Jasmine Neal, MPH, receives Engaged Scholarship Consortium grant


review cohortThe Engagement Scholarship Consortium awarded an Engaged Scholarship Research/Creative Activities Grant to Jasmine Neal, MPH, with The Ohio State University Center for Clinical and Translational Science (CCTS). The program manager of the CCTS Pilot and Collaborative Studies Program is one of only 18 awardees nationwide to receive the grant, which funds collaborative and interdisciplinary research between member universities and the community.

Neal plans to use the award to aid in the training and development of the Academy of Community Reviewers, a CCTS program that provides patients and community members the opportunity to engage in the research process. Community members selected to join the program are trained to review scientific research proposals, provide unique and meaningful perspectives that contribute toward grant decision making and advise on research design and implementation.

“One way the CCTS is impacting medicine is through dismantling the barriers that impede the swift and efficient translation of research ideas into effective interventions and improvements to population health,” Neal says. “The newly awarded Engaged Scholarship Consortium grant will help us study various approaches for identifying, engaging and empowering patients and community members to contribute to publicly funded research and keep the program moving forward.”
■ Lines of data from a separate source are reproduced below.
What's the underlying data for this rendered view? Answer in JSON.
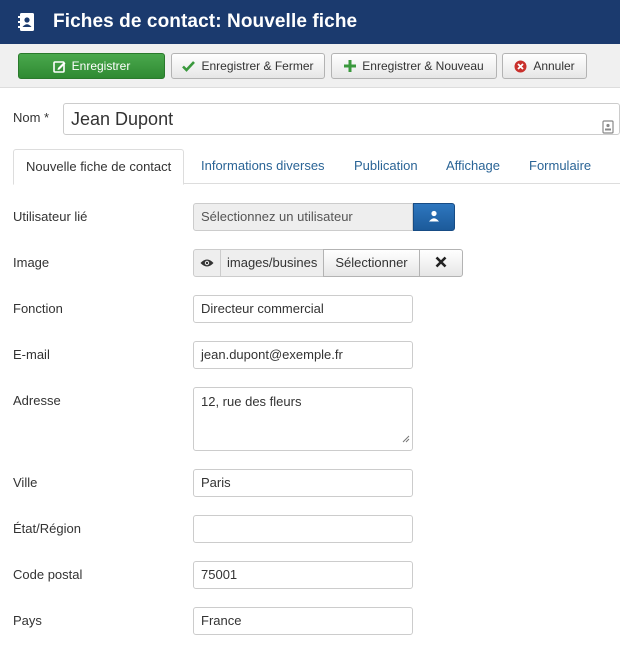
{
  "header": {
    "title": "Fiches de contact: Nouvelle fiche",
    "icon": "address-book-icon"
  },
  "toolbar": {
    "save_label": "Enregistrer",
    "save_close_label": "Enregistrer & Fermer",
    "save_new_label": "Enregistrer & Nouveau",
    "cancel_label": "Annuler"
  },
  "name": {
    "label": "Nom *",
    "value": "Jean Dupont"
  },
  "tabs": [
    {
      "label": "Nouvelle fiche de contact",
      "active": true
    },
    {
      "label": "Informations diverses",
      "active": false
    },
    {
      "label": "Publication",
      "active": false
    },
    {
      "label": "Affichage",
      "active": false
    },
    {
      "label": "Formulaire",
      "active": false
    }
  ],
  "form": {
    "user": {
      "label": "Utilisateur lié",
      "placeholder": "Sélectionnez un utilisateur"
    },
    "image": {
      "label": "Image",
      "value": "images/busines",
      "select_label": "Sélectionner"
    },
    "position": {
      "label": "Fonction",
      "value": "Directeur commercial"
    },
    "email": {
      "label": "E-mail",
      "value": "jean.dupont@exemple.fr"
    },
    "address": {
      "label": "Adresse",
      "value": "12, rue des fleurs"
    },
    "city": {
      "label": "Ville",
      "value": "Paris"
    },
    "state": {
      "label": "État/Région",
      "value": ""
    },
    "postcode": {
      "label": "Code postal",
      "value": "75001"
    },
    "country": {
      "label": "Pays",
      "value": "France"
    }
  },
  "colors": {
    "header_bg": "#1b3a6e",
    "save_button": "#3a993d",
    "user_button": "#2467ad",
    "link": "#2a6496"
  }
}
Across the country, partnering National Center for Advancing Translational Sciences Clinical and Translational Science Awards serve as hubs which initiate community review programs. The Ohio State program builds upon these innovative programs by placing a focus on health equity, diversity, equity, inclusion and accessibility in health research and engages the community to co-design improvements to the program. The expanded program will prepare trained graduates to provide consultations for grant proposal development, ideation sessions, quality improvement projects and other needs of university faculty and staff. To date, 37 diverse community members have been trained to be reviewers. They’ve reviewed more than 70 grant proposals and have served as patient/community advisors and co-designers on associated projects.

The CCTS Academy of Community Reviewers was founded in 2019. In 2022, Neal was handpicked to lead and expand the program. She immediately began creating new content and working to bring the previously in-person-only training to an online and on-demand platform, to be more accessible to potential community reviewers.

Neal is enthusiastic about her work with the Academy of Community Reviewers and carries forward its mission to ensure research aligns with the community and its priorities.

“The perspectives and lived experience of patients and community members offer unique and valuable insights that can accelerate the process of translation from basic science discoveries to health interventions in more reliable, relevant and cost-effective ways,” Neal says.